To install Eric's trigger is simple; you take apart the gun and when you have the trigger block out and the clamshell disassembled, you take out the old trigger (on the left is the OEM "economy" trigger with the lengthened screw of the "Yankee tune", on the right is Eric's trigger):
You will need a crochet hook or some other hook to get that spring out and then in again, so DO REFER the blog entry about "Swapping triggers" above mentioned.
Once you have swapped the triggers, you will need to adjust the screws.
Eric sends a very interesting manual that details STARTING points for the protrusion of those screws and I found the manual absolutely right. SO, DO READ IT!
Once that is done, you can close the gun and start the actual fine tuning.
Upon some extensive testing, I found that FOR ME, the flat pressure plate gave a "strange" feel, to the point of being distracting, because the pressure plate always keeps the same orientation, when lowered to the last hole, the feeling was that I was pulling in a "crooked" way.
So, Eric agreed to make two versions: one with a curved blade, and another with the "flatish" trigger blade
I found also another solution that is truly viable only at very low trigger pulls, and that is replacing the screw with a button headed allen screw that presents a hemispherical shape to the touch of the hand:
At trigger pulls above 1# this is somewhat tiring in the long run, but below that it is an eminently usable solution.

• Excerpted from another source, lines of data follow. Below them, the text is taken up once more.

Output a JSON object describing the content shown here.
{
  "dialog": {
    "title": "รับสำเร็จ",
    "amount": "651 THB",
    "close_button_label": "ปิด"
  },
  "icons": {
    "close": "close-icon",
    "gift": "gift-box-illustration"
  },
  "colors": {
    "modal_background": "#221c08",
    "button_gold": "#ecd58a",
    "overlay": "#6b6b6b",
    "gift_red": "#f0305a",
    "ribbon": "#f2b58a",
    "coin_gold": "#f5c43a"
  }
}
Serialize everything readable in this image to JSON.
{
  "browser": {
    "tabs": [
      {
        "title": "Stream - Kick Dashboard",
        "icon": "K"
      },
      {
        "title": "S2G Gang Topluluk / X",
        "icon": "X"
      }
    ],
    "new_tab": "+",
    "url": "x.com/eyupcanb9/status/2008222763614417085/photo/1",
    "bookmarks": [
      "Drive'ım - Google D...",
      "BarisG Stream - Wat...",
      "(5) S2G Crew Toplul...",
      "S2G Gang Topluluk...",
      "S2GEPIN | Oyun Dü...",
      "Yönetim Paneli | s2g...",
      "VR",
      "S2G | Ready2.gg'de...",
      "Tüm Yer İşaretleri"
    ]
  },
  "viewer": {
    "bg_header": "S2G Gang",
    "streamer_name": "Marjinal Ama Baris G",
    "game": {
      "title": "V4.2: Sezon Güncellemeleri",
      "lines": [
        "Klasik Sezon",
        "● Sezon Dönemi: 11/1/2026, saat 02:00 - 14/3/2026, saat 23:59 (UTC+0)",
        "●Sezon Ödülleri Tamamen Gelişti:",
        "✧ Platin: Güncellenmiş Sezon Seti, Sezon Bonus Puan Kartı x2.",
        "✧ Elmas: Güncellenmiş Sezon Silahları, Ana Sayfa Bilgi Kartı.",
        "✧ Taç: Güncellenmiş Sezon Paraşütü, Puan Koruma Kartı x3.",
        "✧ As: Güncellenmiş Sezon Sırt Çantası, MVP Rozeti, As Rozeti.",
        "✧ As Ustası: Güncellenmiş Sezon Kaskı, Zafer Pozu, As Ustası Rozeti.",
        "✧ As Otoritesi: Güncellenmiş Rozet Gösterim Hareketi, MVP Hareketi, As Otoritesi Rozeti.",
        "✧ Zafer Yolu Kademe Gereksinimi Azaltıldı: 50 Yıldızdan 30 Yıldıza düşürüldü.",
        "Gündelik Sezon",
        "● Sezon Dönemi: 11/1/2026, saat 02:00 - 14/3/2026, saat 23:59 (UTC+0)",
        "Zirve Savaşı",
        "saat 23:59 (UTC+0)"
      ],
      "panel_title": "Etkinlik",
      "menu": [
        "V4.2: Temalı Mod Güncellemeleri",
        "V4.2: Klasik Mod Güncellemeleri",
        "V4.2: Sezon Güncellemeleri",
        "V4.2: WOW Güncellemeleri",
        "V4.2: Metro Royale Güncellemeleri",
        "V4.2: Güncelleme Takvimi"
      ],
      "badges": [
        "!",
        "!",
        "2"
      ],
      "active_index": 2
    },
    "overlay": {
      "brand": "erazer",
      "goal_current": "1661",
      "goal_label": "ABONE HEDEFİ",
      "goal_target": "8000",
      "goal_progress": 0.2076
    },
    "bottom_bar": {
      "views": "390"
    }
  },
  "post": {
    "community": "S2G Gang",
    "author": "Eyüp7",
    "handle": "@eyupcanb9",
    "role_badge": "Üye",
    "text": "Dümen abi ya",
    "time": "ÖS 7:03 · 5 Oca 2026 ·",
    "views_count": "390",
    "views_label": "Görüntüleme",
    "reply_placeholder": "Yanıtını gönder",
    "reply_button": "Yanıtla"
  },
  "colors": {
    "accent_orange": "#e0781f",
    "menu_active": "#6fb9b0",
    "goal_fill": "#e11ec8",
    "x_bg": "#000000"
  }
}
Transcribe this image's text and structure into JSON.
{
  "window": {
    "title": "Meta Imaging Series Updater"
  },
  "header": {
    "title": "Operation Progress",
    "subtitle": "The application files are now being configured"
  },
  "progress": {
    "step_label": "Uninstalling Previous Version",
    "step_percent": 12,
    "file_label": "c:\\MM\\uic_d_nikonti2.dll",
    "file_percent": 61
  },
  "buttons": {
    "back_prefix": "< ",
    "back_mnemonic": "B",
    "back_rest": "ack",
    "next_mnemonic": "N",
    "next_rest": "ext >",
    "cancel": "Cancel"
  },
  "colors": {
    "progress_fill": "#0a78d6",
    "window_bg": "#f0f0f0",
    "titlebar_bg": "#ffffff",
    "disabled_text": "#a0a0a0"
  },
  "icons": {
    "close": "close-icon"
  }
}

If you note, here I have a fully assembled and functional gun without the trigger guard, how is this possible?
Well, Eric designed and will include as part of the kit two plastic "D"s that allow you to get the gun back together to the point where you can actually shoot it, and still have completely open access to the screws for adjustment.
You can see one of the "D"s in the picture above.
I tested the trigger in an "untreated" LGU trigger block (my LGV being "on loan" for a lengthy and really serious experiment), mainly to see what difference the 40-60 minutes of stoning and polishing parts would gain a shooter, but also to get a feeling of how narrow the market would be for Eric (difference would be between a few hundred to a few thousand).
And I found out that the lightest trigger pull I could get was an extremely rewarding 1# 2 oz. with great consistency.
Almost anyone should be able to live with that.
In a stoned and polished trigger block, pulls can be lowered to levels that I would not consider safe for 90% of the shooters (just watch Eric's video referenced below), but in the end it is each and every one of us who are responsible for our actions.
Eric has also agreed to send, to those that request it, a "ball end" for the pressure plate, something like this:
I was very happy to work with Eric on this project, and since he is still in the pre-production phase, there are some changes that will be inevitable.
BTW, you can see Eric's video here: https://www.youtube.com/watch?v=jvndvLfzug0&feature=youtu.be
If you are interested in finding out more about this trigger, or if you want to buy one, drop Eric a line at:
Let him know you saw this, please.
Keep well and shoot straight!